◆ TASK DIRECTIONS:
Please restate the data below word for word, omitting all images.
------
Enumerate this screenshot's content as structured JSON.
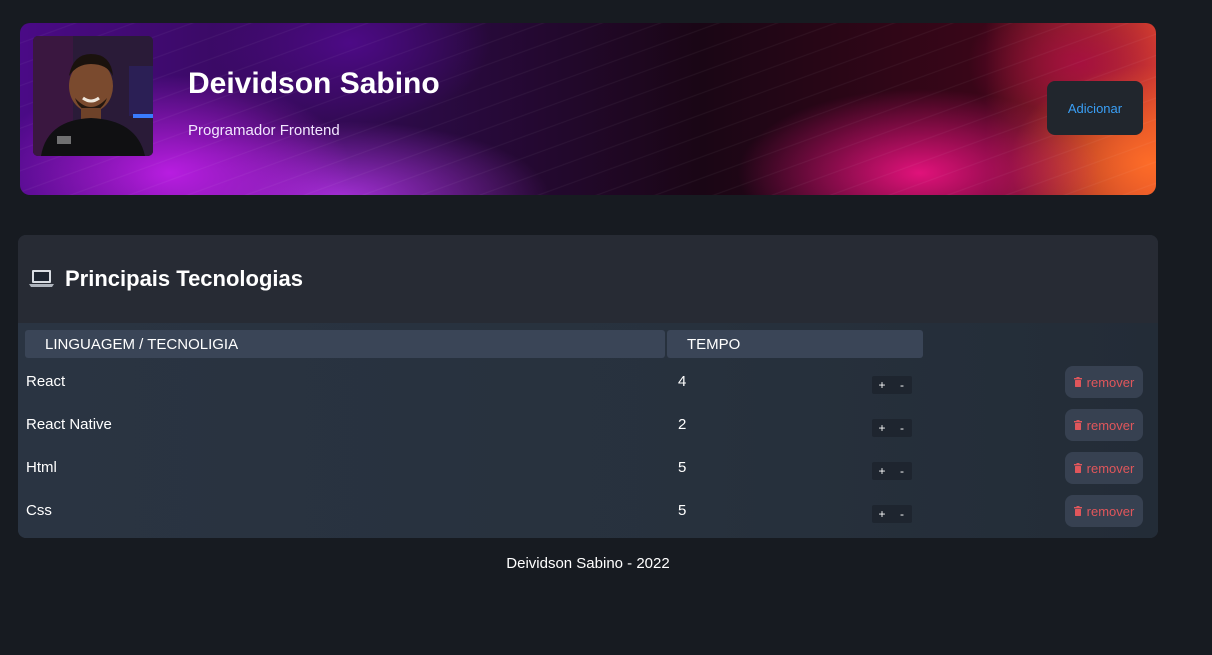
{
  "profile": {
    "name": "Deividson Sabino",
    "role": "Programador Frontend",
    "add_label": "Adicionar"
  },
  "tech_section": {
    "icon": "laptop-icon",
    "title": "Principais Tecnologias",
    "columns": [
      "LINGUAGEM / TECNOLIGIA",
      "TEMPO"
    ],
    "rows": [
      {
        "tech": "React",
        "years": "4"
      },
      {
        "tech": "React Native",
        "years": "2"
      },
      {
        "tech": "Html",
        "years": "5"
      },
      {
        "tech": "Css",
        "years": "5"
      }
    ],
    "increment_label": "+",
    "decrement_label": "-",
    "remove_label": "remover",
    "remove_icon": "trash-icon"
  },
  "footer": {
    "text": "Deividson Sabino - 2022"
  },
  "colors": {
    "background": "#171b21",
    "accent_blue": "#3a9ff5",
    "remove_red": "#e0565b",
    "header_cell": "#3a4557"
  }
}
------
◆ RESULT OF THE EXERCISE:
Enumerate this screenshot's content as structured JSON.
{
  "profile": {
    "name": "Deividson Sabino",
    "role": "Programador Frontend",
    "add_label": "Adicionar"
  },
  "tech_section": {
    "icon": "laptop-icon",
    "title": "Principais Tecnologias",
    "columns": [
      "LINGUAGEM / TECNOLIGIA",
      "TEMPO"
    ],
    "rows": [
      {
        "tech": "React",
        "years": "4"
      },
      {
        "tech": "React Native",
        "years": "2"
      },
      {
        "tech": "Html",
        "years": "5"
      },
      {
        "tech": "Css",
        "years": "5"
      }
    ],
    "increment_label": "+",
    "decrement_label": "-",
    "remove_label": "remover",
    "remove_icon": "trash-icon"
  },
  "footer": {
    "text": "Deividson Sabino - 2022"
  },
  "colors": {
    "background": "#171b21",
    "accent_blue": "#3a9ff5",
    "remove_red": "#e0565b",
    "header_cell": "#3a4557"
  }
}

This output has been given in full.